A collective "shit!" was no doubt heard from latent examiners everywhere who are wondering the same thing. We come back to the point of subjective analysis and standards. It would appear that the FBI examiners (I say examiners because generally, a second examiner must concur with the identification before it is reported - I'm assuming that happened) were in error in their 8-point identification. So, did those 8 points reflect good quality solid data and, therefore indicate that the use of a minimal point standard should be re-examined and the threshhold clearly be set above 8 points?

Or were these examiners overreaching, overinterpreting the data? If so, was it the result of inexperience - the difficulty of this examination exceeding their expertise? One would expect, however, in a case of this magnitude, that more experienced examiners would have been assigned. Or was any overinterpretation due to bias? Perhaps the ranking given by the automated fingeprint identification system wasn't all that impressive but when they (or others) discovered information regarding the potential match, particularly his conversion to Islam, it was deemed beyond 'coincidental'. Perhaps, at that point, the putative match was 're-examined' to affect an identification.
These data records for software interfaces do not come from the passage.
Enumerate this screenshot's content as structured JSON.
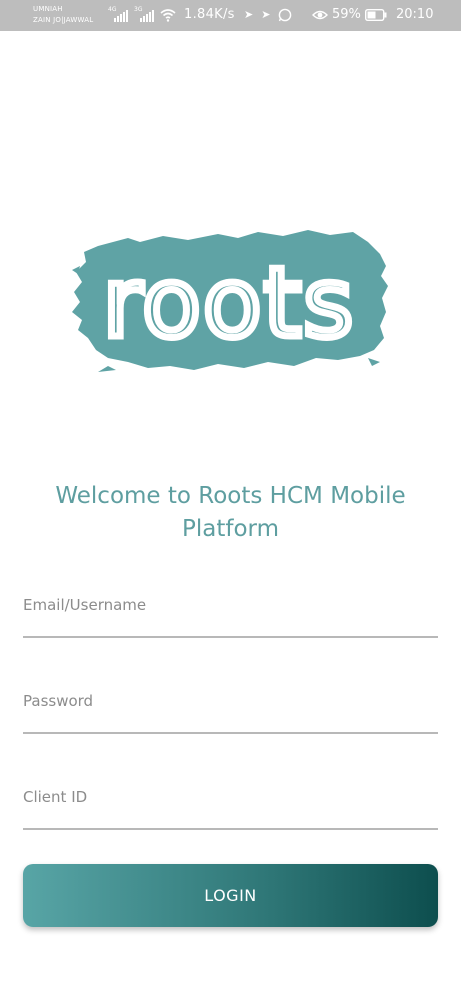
{
  "status_bar": {
    "carrier_line1": "UMNIAH",
    "carrier_line2": "ZAIN JO|JAWWAL",
    "sim1_tag": "4G",
    "sim2_tag": "3G",
    "net_speed": "1.84K/s",
    "battery_percent": "59%",
    "time": "20:10",
    "icons": [
      "signal-icon",
      "signal-icon",
      "wifi-icon",
      "notification-icon",
      "notification-icon",
      "whatsapp-icon",
      "eye-icon",
      "battery-icon"
    ]
  },
  "logo": {
    "text": "roots",
    "color": "#5fa3a5"
  },
  "welcome_text": "Welcome to Roots HCM Mobile Platform",
  "form": {
    "email_placeholder": "Email/Username",
    "email_value": "",
    "password_placeholder": "Password",
    "password_value": "",
    "client_id_placeholder": "Client ID",
    "client_id_value": ""
  },
  "login_button_label": "LOGIN",
  "colors": {
    "accent": "#5e9ea0",
    "button_start": "#58a5a6",
    "button_end": "#0d4e4e"
  }
}
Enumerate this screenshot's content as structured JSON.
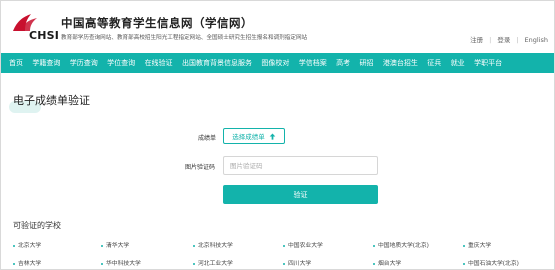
{
  "header": {
    "logo_text": "CHSI",
    "site_title": "中国高等教育学生信息网（学信网）",
    "site_subtitle": "教育部学历查询网站、教育部高校招生阳光工程指定网站、全国硕士研究生招生报名和调剂指定网站",
    "links": [
      "注册",
      "登录",
      "English"
    ]
  },
  "nav": {
    "items": [
      "首页",
      "学籍查询",
      "学历查询",
      "学位查询",
      "在线验证",
      "出国教育背景信息服务",
      "图像校对",
      "学信档案",
      "高考",
      "研招",
      "港澳台招生",
      "征兵",
      "就业",
      "学职平台"
    ]
  },
  "main": {
    "page_title": "电子成绩单验证",
    "transcript_label": "成绩单",
    "select_button_label": "选择成绩单",
    "captcha_label": "图片验证码",
    "captcha_placeholder": "图片验证码",
    "captcha_value": "",
    "submit_label": "验证"
  },
  "schools": {
    "title": "可验证的学校",
    "rows": [
      [
        "北京大学",
        "清华大学",
        "北京科技大学",
        "中国农业大学",
        "中国地质大学(北京)",
        "重庆大学"
      ],
      [
        "吉林大学",
        "华中科技大学",
        "河北工业大学",
        "四川大学",
        "烟台大学",
        "中国石油大学(北京)"
      ]
    ]
  },
  "colors": {
    "accent": "#13b3ab",
    "logo_red": "#c8102e"
  }
}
This is clearly a more serious problem because it cannot be addressed by merely adding a quantitative threshold standard for identification.

To most scientists, the standards currently in use by latent examiners and those proposed by the Scientific Working Group on Friction Ridge Analysis, Study and Technology are so vague as to be almost nonexistent. Yet while improvements in these standards are necessary most scientists, and certainly those with forensic experience, will allow that qualitative compensation can sometimes mitigate quantitative deficiency.

This case raises old questions but one thing is evident ... as these databases grow larger and the information is shared among more disparate groups, standardization of methodologies is a necessity. Adoption of some minimal, but absolute, criteria for identification is inevitable. As far as this particular case? Well, that's ...developing.


Blogger emily said...

I really like your conversation on dna testing. I have a dna testing secrets blog if you wanna come on over and check my stuff out.

6:49 AM  

Post a Comment

<< Home